Throughout your life, you’ve done some regretful things.
Riding your bike downhill with iffy brakes was one of them. Cutting your own hair. Sassing your grandma while she was standing close. And then there was that time you ate something somebody said “tastes good.”
You can attribute that to being young and dumb, but there’s no excuse when you’re grown. Dating the wrong person, going clubbing in some hideous outfit, that email to the boss: all impulsive, all regretful.
So could five 18-year-olds be forgiven for bartering their futures? Blue Hamilton thought so, but in the new novel “Just Wanna Testify” by Pearl Cleage (c.2011, Ballantine Books / One World $25.00 / $28.95 Canada, 235 pages), compassion nearly cost Blue his life.
Regina Hamilton was blessed.
She was married to a man she adored and who was beloved in their West End community. Their daughter, Sweetie, was healthy and Regina was expecting the couple’s first son. So when she was able to act as agent for her photographer friend, Aretha, Regina believed it was another extension of the good life.
Still, it was surprising that the Too Fine Five, a group of international models, had sought Aretha’s expertise; she was extremely talented, but best-known locally. Since the group’s leader, Serena, had seen a gallery show and loved Aretha’s work, though, the assignment made sense.
But Aretha didn’t love the Too Fine Five. The women were stick-thin, pale, and freakishly tall.
They attracted attention like good models did, but they never smiled. They were weird. Aretha called them Glamazons and she regretted being hired.
Blue Hamilton firmly believed that he’d lived several past lives, which gave him certain advantages. He could tell that Serena and her “sisters” weren’t just models. He knew their visit to Atlanta wasn’t just for a job. And he keenly felt that, when five young men from Morehouse paid a visit to his office, it wasn’t just a social call.
Four years ago, as freshmen, the young men each met a group of beautiful women online. The women promised them full scholarships, unlimited sports TV and more, in exchange for a binding contract that would ultimately cost the boys their lives.
It wasn’t a deal with the devil, but it was close….
Shocked? Oh, boy, I was, and in a good way.
“Just Wanna Testify” is sassy and smart, with a little supernatural mixed in with the kinds of characters that author Pearl Cleage is famous for creating. You want to hope there are real people like Blue Hamilton in the world. You’ll wish you could know him.

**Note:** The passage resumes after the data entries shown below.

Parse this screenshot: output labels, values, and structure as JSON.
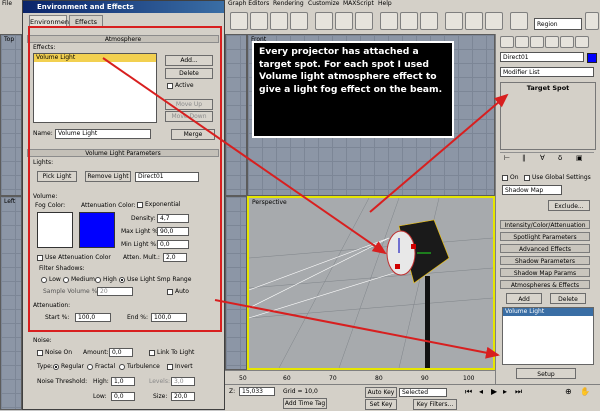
{
  "menubar": {
    "file": "File",
    "items": [
      "Graph Editors",
      "Rendering",
      "Customize",
      "MAXScript",
      "Help"
    ]
  },
  "toolbar": {
    "region": "Region"
  },
  "viewports": {
    "top": "Top",
    "front": "Front",
    "left": "Left",
    "perspective": "Perspective"
  },
  "dialog": {
    "title": "Environment and Effects",
    "tabs": [
      "Environment",
      "Effects"
    ],
    "atmosphere": {
      "header": "Atmosphere",
      "effects_label": "Effects:",
      "effects_list": [
        "Volume Light"
      ],
      "add": "Add...",
      "delete": "Delete",
      "active": "Active",
      "move_up": "Move Up",
      "move_down": "Move Down",
      "name_label": "Name:",
      "name_value": "Volume Light",
      "merge": "Merge"
    },
    "volume_params": {
      "header": "Volume Light Parameters",
      "lights_label": "Lights:",
      "pick_light": "Pick Light",
      "remove_light": "Remove Light",
      "light_select": "Direct01",
      "volume_label": "Volume:",
      "fog_color": "Fog Color:",
      "attenuation_color": "Attenuation Color:",
      "exponential": "Exponential",
      "density_label": "Density:",
      "density": "4,7",
      "max_label": "Max Light %:",
      "max": "90,0",
      "min_label": "Min Light %:",
      "min": "0,0",
      "atten_mult_label": "Atten. Mult.:",
      "atten_mult": "2,0",
      "use_atten_color": "Use Attenuation Color",
      "filter_shadows": "Filter Shadows:",
      "low": "Low",
      "medium": "Medium",
      "high": "High",
      "use_light_smp": "Use Light Smp Range",
      "sample_volume_label": "Sample Volume %:",
      "sample_volume": "20",
      "auto": "Auto",
      "attenuation_label": "Attenuation:",
      "start_label": "Start %:",
      "start": "100,0",
      "end_label": "End %:",
      "end": "100,0",
      "fog_color_hex": "#ffffff",
      "atten_color_hex": "#0000ff"
    },
    "noise": {
      "label": "Noise:",
      "noise_on": "Noise On",
      "amount_label": "Amount:",
      "amount": "0,0",
      "link_to_light": "Link To Light",
      "type_label": "Type:",
      "regular": "Regular",
      "fractal": "Fractal",
      "turbulence": "Turbulence",
      "invert": "Invert",
      "threshold_label": "Noise Threshold:",
      "high_label": "High:",
      "high": "1,0",
      "levels_label": "Levels:",
      "levels": "3,0",
      "low_label": "Low:",
      "low": "0,0",
      "size_label": "Size:",
      "size": "20,0"
    }
  },
  "callout": {
    "text": "Every projector has attached a target spot. For each spot I used Volume light atmosphere effect to give a light fog effect on the beam."
  },
  "command_panel": {
    "object_name": "Direct01",
    "modifier_list": "Modifier List",
    "stack_item": "Target Spot",
    "on": "On",
    "use_global": "Use Global Settings",
    "shadow_type": "Shadow Map",
    "exclude": "Exclude...",
    "rollouts": [
      "Intensity/Color/Attenuation",
      "Spotlight Parameters",
      "Advanced Effects",
      "Shadow Parameters",
      "Shadow Map Params",
      "Atmospheres & Effects"
    ],
    "add": "Add",
    "delete": "Delete",
    "effect_item": "Volume Light",
    "setup": "Setup"
  },
  "statusbar": {
    "timeline_ticks": [
      "50",
      "60",
      "70",
      "80",
      "90",
      "100"
    ],
    "coord": "15,033",
    "grid": "Grid = 10,0",
    "auto_key": "Auto Key",
    "selected": "Selected",
    "set_key": "Set Key",
    "key_filters": "Key Filters...",
    "add_time_tag": "Add Time Tag"
  }
}
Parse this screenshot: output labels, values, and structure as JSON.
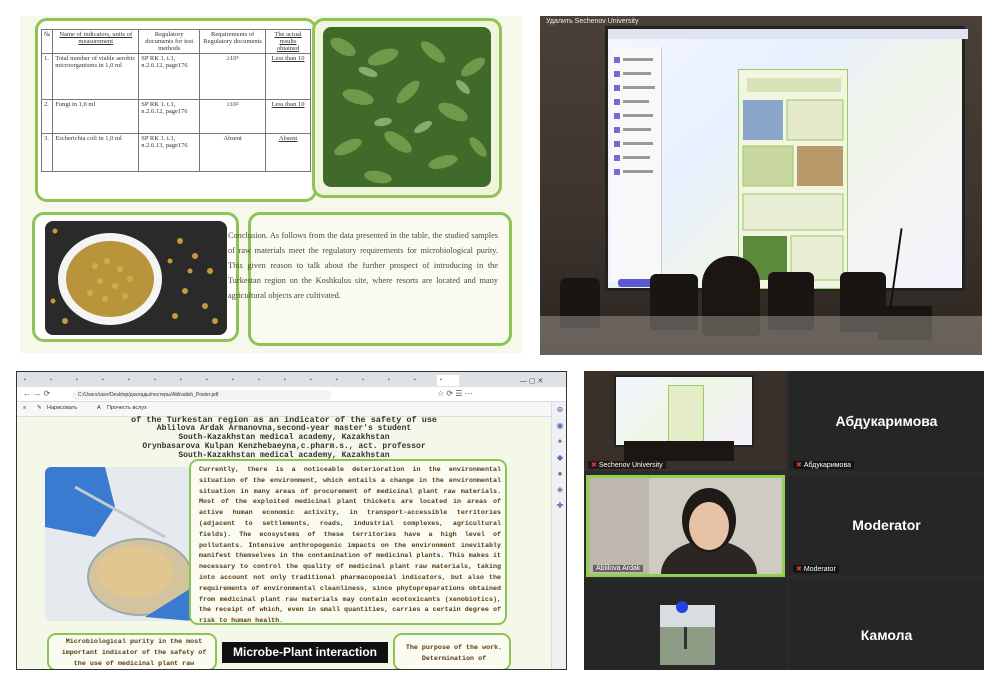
{
  "panel1": {
    "table": {
      "headers": [
        "№",
        "Name of indicators, units of measurement",
        "Regulatory documents for test methods",
        "Requirements of Regulatory documents",
        "The actual results obtained"
      ],
      "rows": [
        {
          "n": "1.",
          "name": "Total number of viable aerobic microorganisms in 1,0 ml",
          "doc": "SP RK 1. t.1, n.2.6.12, page176",
          "req": "≥10⁵",
          "res": "Less than 10"
        },
        {
          "n": "2.",
          "name": "Fungi in 1,0 ml",
          "doc": "SP RK 1. t.1, n.2.6.12, page176",
          "req": "≥10²",
          "res": "Less than 10"
        },
        {
          "n": "3.",
          "name": "Escherichia coli in 1,0 ml",
          "doc": "SP RK 1. t.1, n.2.6.13, page176",
          "req": "Absent",
          "res": "Absent"
        }
      ]
    },
    "conclusion": "Conclusion. As follows from the data presented in the table, the studied samples of raw materials meet the regulatory requirements for microbiological purity. This given reason to talk about the further prospect of introducing in the Turkestan region on the Koshkulus site, where resorts are located and many agricultural objects are cultivated."
  },
  "panel2": {
    "label": "Удалить Sechenov University"
  },
  "panel3": {
    "url": "C:/Users/user/Desktop/доклады/постеры/Ablivalish_Poster.pdf",
    "pdf_toolbar": {
      "draw": "Нарисовать",
      "read": "Прочесть вслух"
    },
    "header_lines": [
      "of the Turkestan region as an indicator of the safety of use",
      "Ablilova Ardak Armanovna,second-year master's student",
      "South-Kazakhstan medical academy, Kazakhstan",
      "Orynbasarova Kulpan Kenzhebaeyna,c.pharm.s., act. professor",
      "South-Kazakhstan medical academy, Kazakhstan"
    ],
    "intro": "Currently, there is a noticeable deterioration in the environmental situation of the environment, which entails a change in the environmental situation in many areas of procurement of medicinal plant raw materials. Most of the exploited medicinal plant thickets are located in areas of active human economic activity, in transport-accessible territories (adjacent to settlements, roads, industrial complexes, agricultural fields). The ecosystems of these territories have a high level of pollutants. Intensive anthropogenic impacts on the environment inevitably manifest themselves in the contamination of medicinal plants. This makes it necessary to control the quality of medicinal plant raw materials, taking into account not only traditional pharmacopoeial indicators, but also the requirements of environmental cleanliness, since phytopreparations obtained from medicinal plant raw materials may contain ecotoxicants (xenobiotics), the receipt of which, even in small quantities, carries a certain degree of risk to human health.",
    "micro_text": "Microbiological purity in the most important indicator of the safety of the use of medicinal plant raw materials",
    "purpose_text": "The purpose of the work. Determination of",
    "caption": "Microbe-Plant interaction"
  },
  "panel4": {
    "participants": [
      {
        "title": "Абдукаримова",
        "label": "Абдукаримова"
      },
      {
        "title": "Moderator",
        "label": "Moderator"
      },
      {
        "title": "Камола",
        "label": ""
      }
    ],
    "sechenov_label": "Sechenov University",
    "speaker_label": "Ablilova Ardak"
  }
}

What makes this novel fun, though, is its cleverness, its heated emotion, and the touch of kitsch that Cleage injects. On that last note, I’m not going to spoil it for you but suffice it to say that the young men are threatened with a fate that every woman has contemplated at one time or another.

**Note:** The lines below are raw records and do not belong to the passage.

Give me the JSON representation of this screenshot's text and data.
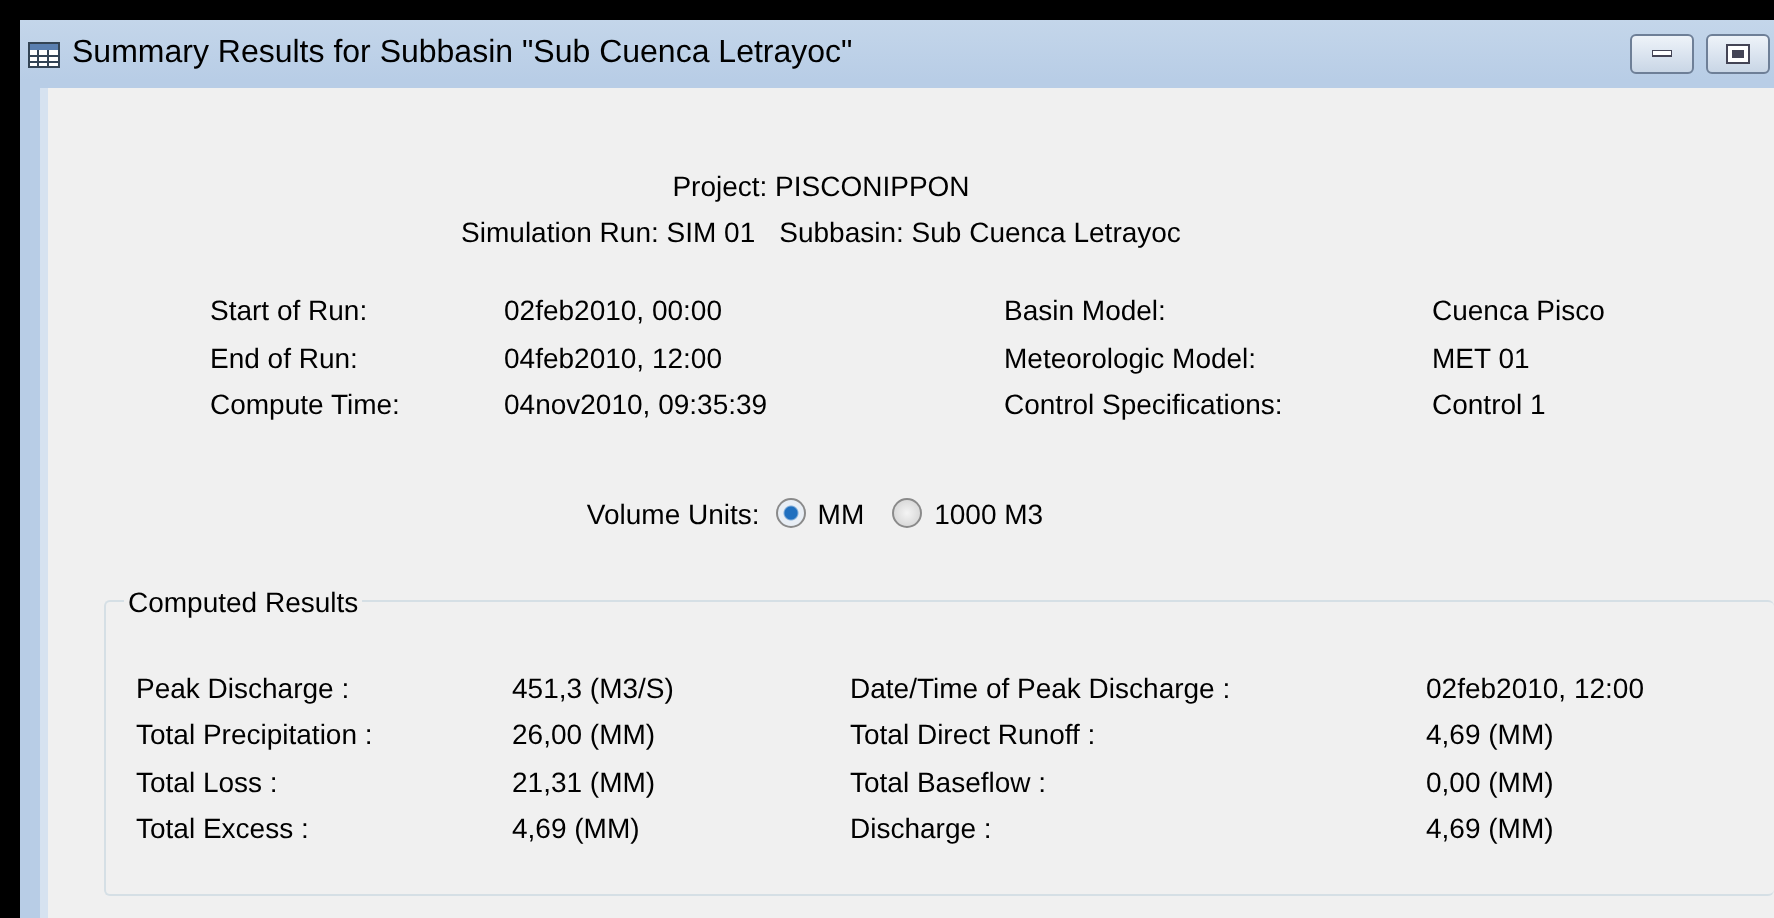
{
  "window": {
    "title": "Summary Results for Subbasin \"Sub Cuenca Letrayoc\""
  },
  "header": {
    "project": "Project: PISCONIPPON",
    "run_line": [
      {
        "text": "Simulation Run: SIM 01"
      },
      {
        "text": "Subbasin: Sub Cuenca Letrayoc"
      }
    ]
  },
  "run_info": [
    {
      "label": "Start of Run:",
      "value": "02feb2010, 00:00",
      "label2": "Basin Model:",
      "value2": "Cuenca Pisco"
    },
    {
      "label": "End of Run:",
      "value": "04feb2010, 12:00",
      "label2": "Meteorologic Model:",
      "value2": "MET 01"
    },
    {
      "label": "Compute Time:",
      "value": "04nov2010, 09:35:39",
      "label2": "Control Specifications:",
      "value2": "Control 1"
    }
  ],
  "volume_units": {
    "label": "Volume Units:",
    "options": [
      {
        "label": "MM",
        "selected": true
      },
      {
        "label": "1000 M3",
        "selected": false
      }
    ]
  },
  "computed_results": {
    "title": "Computed Results",
    "rows": [
      {
        "label": "Peak Discharge :",
        "value": "451,3 (M3/S)",
        "label2": "Date/Time of Peak Discharge :",
        "value2": "02feb2010, 12:00"
      },
      {
        "label": "Total Precipitation :",
        "value": "26,00 (MM)",
        "label2": "Total Direct Runoff :",
        "value2": "4,69 (MM)"
      },
      {
        "label": "Total Loss :",
        "value": "21,31 (MM)",
        "label2": "Total Baseflow :",
        "value2": "0,00 (MM)"
      },
      {
        "label": "Total Excess :",
        "value": "4,69 (MM)",
        "label2": "Discharge :",
        "value2": "4,69 (MM)"
      }
    ]
  }
}
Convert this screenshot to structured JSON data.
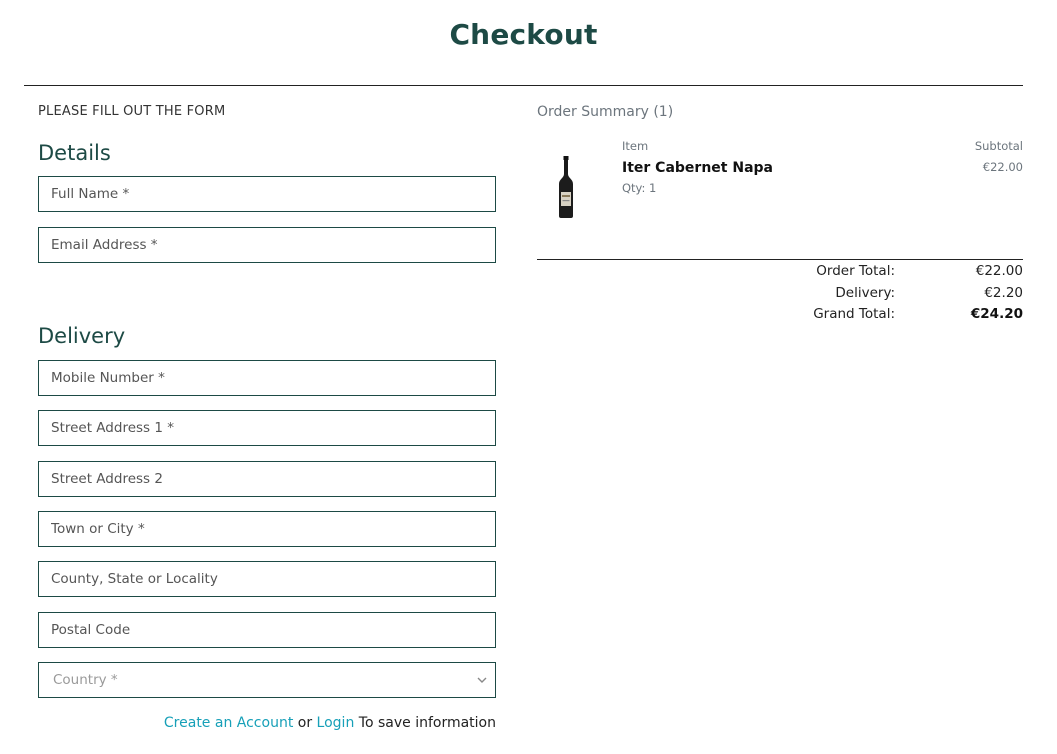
{
  "page": {
    "title": "Checkout"
  },
  "form": {
    "note": "PLEASE FILL OUT THE FORM",
    "details_heading": "Details",
    "delivery_heading": "Delivery",
    "fields": {
      "full_name": "Full Name *",
      "email": "Email Address *",
      "mobile": "Mobile Number *",
      "street1": "Street Address 1 *",
      "street2": "Street Address 2",
      "town": "Town or City *",
      "county": "County, State or Locality",
      "postal": "Postal Code",
      "country": "Country *"
    },
    "account_prompt": {
      "create_link": "Create an Account",
      "or_text": "or",
      "login_link": "Login",
      "suffix": "To save information"
    }
  },
  "summary": {
    "title": "Order Summary (1)",
    "col_item": "Item",
    "col_subtotal": "Subtotal",
    "items": [
      {
        "name": "Iter Cabernet Napa",
        "qty": "Qty: 1",
        "subtotal": "€22.00",
        "image": "wine-bottle"
      }
    ],
    "totals": {
      "order_total_label": "Order Total:",
      "order_total_value": "€22.00",
      "delivery_label": "Delivery:",
      "delivery_value": "€2.20",
      "grand_total_label": "Grand Total:",
      "grand_total_value": "€24.20"
    }
  },
  "colors": {
    "brand": "#1d4a45",
    "link": "#17a0b8"
  }
}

For vacation, a rainy afternoon, or if you’re in need of a quick and quick-witted novel just for fun, “Just Wanna Testify” is perfect. Reading it is something you won’t regret.